But for those of you doing this for the first time, the better option – in my humble opinion – is outsourcing. And before you roll your eyes at this recommendation and mumble something about “…not having the budget…”, keep the following in mind.
Right now, you are investing precious limited resources in things that are not producing results that cover the investment.
The key to making this investment in outsourcing your marketing communications assessment is making sure it generates an acceptable return with the resources you direct towards this work from under-performing activities.
Since the assessment should be a regular event, require the vendor to design the processes your need to capture, store and analyze the right data moving forward. Then have them train you on how it works and how you can handle your own assessments moving forward.

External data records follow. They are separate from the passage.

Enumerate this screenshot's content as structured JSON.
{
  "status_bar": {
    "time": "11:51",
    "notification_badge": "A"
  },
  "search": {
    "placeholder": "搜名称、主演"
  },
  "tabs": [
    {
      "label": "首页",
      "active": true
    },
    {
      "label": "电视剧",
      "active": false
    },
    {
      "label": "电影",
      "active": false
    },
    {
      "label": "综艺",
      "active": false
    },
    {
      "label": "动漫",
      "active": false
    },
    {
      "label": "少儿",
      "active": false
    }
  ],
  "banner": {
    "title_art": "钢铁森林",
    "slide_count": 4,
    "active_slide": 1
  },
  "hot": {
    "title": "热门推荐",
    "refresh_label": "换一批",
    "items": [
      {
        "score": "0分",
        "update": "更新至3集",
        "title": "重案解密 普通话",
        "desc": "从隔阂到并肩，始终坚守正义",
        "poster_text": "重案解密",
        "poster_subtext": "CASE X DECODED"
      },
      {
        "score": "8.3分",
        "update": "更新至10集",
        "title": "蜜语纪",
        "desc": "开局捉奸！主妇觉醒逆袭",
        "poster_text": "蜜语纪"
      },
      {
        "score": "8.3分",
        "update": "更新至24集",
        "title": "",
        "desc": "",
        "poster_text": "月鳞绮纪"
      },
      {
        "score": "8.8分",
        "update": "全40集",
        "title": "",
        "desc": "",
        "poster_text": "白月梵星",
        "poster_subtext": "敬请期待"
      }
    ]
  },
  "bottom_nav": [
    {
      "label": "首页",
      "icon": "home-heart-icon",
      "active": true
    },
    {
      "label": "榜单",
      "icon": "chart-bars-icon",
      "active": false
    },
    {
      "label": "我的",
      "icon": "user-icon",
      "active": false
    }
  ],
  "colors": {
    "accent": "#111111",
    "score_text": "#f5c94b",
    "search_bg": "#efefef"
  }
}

Then figure out how many incremental enrollments this work must produce to pay for itself – and ask yourself if you think this is realistic. Do this and you will be generating greater returns on your investment, and you will be seeing greater returns on future activities moving forward.
If you have questions or would like to discuss this further – give us a call at 651-315-7588. Remember, we offer a complimentary consultation so we’re happy to make this the focus on that service for you!
Patrick McGraw is VP of Higher Educaton Marketing Services and has more than 25 years experience in market research, competitive intelligence, business intelligence including database marketing and CRM, strategic planning, brand development and management as well as operations/campaign management. His work has consistently helped his clients and employers develop and implement more efficient ways to attract and retain profitable customers, enter new markets and launch new products. His areas of focus include the education, hospitality, travel and tourism, hi-tech, telecommunications, financial services, and retail industries on both the agency and customer sides.